» **Activity**: What lines in the records include the string "arrow"? Return each one.

Dataset rows for apps and sites:
☆ ☆ ☆ ☆
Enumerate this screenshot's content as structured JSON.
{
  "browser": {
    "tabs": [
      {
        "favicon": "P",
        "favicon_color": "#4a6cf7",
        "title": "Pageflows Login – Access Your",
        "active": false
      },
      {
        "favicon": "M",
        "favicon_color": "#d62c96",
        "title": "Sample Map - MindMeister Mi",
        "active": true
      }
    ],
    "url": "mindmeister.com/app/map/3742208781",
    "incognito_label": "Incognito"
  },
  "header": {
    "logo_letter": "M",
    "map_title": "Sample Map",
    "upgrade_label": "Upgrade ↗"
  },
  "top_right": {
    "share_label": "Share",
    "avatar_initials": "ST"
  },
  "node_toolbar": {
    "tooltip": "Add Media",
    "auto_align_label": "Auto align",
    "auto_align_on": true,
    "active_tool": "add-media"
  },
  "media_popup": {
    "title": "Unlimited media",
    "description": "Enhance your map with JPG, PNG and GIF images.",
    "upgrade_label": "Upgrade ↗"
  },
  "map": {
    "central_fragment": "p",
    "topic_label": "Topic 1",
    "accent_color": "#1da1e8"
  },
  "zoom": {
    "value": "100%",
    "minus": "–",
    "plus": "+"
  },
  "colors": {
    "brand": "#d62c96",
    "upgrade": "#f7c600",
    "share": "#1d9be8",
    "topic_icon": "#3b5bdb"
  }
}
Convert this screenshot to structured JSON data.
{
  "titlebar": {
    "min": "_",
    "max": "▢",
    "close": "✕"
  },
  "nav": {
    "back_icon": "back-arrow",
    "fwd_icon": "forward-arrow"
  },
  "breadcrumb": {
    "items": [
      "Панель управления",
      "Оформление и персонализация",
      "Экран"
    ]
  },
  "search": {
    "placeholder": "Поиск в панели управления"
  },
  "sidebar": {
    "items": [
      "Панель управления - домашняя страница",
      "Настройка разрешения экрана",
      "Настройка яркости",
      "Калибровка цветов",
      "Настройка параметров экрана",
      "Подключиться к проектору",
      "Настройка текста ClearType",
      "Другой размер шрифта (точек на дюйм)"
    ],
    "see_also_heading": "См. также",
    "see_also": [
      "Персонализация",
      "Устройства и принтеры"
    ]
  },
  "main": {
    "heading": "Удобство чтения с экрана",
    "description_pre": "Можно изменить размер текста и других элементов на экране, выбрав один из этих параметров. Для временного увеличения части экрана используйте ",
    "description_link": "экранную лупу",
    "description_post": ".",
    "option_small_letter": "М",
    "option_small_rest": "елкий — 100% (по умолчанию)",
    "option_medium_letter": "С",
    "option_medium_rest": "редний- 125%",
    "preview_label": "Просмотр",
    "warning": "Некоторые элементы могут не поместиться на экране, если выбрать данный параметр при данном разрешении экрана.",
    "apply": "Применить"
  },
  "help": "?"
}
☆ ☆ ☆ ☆
» **The answer**:
    "back_icon": "back-arrow",
    "fwd_icon": "forward-arrow"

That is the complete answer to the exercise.